Citing PatentFiling datePublication dateApplicantTitle
US7573603 *Oct 9, 2003Aug 11, 2009Avago Technologies Fiber Ip (Singapore) Pte. Ltd.Image data processing
US7800778 *Mar 12, 2002Sep 21, 2010Hewlett-Packard Indigo B.V.LED print head printing
Classifications
U.S. Classification347/40, 347/41
International ClassificationB41J2/01, B41J11/42, B41J2/145, B41J2/15, B41J2/21
Cooperative ClassificationB41J2/2132, B41J11/42
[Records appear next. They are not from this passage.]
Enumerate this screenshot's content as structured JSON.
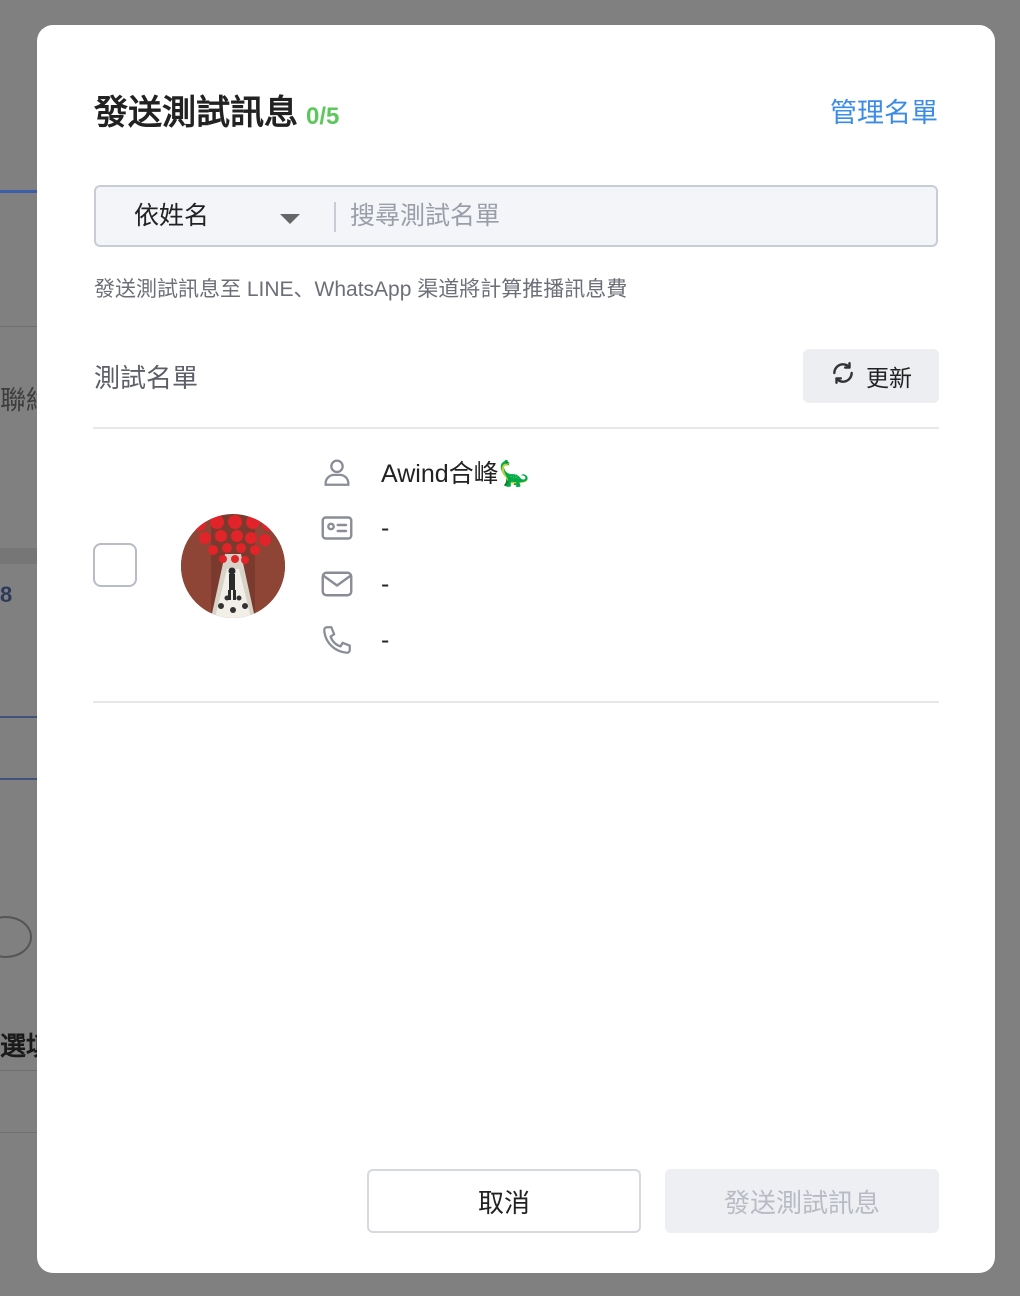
{
  "background": {
    "fragments": [
      "聯絡",
      "8",
      "選填"
    ]
  },
  "dialog": {
    "title": "發送測試訊息",
    "count": "0/5",
    "manage_link": "管理名單",
    "search": {
      "filter_value": "依姓名",
      "placeholder": "搜尋測試名單"
    },
    "notice": "發送測試訊息至 LINE、WhatsApp 渠道將計算推播訊息費",
    "list_label": "測試名單",
    "refresh_label": "更新",
    "contacts": [
      {
        "name": "Awind合峰🦕",
        "id_value": "-",
        "email": "-",
        "phone": "-"
      }
    ],
    "cancel_label": "取消",
    "send_label": "發送測試訊息"
  },
  "colors": {
    "accent": "#3c8ce7",
    "count_green": "#5cc85c",
    "overlay": "#808080"
  }
}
European ClassificationB41J2/21D, B41J11/42
Legal Events
DateCodeEventDescription
Aug 19, 2014FPExpired due to failure to pay maintenance fee
Effective date: 20140627
Jun 27, 2014LAPSLapse for failure to pay maintenance fees
Feb 7, 2014REMIMaintenance fee reminder mailed
Dec 21, 2009FPAYFee payment
Year of fee payment: 4
Nov 15, 2000ASAssignment
Owner name: OCE-TECHNOLOGIES B.V., NETHERLANDS
Free format text: ASSIGNMENT OF ASSIGNORS INTEREST;ASSIGNORS:VAN DOORN, ANDRE;DE GRIJS, EDUARD THEODORUS HENDRICUS;WEIJKAMP, CLEMENS THEODORUS;AND OTHERS;REEL/FRAME:011312/0101;SIGNING DATES FROM 20000807 TO 20000816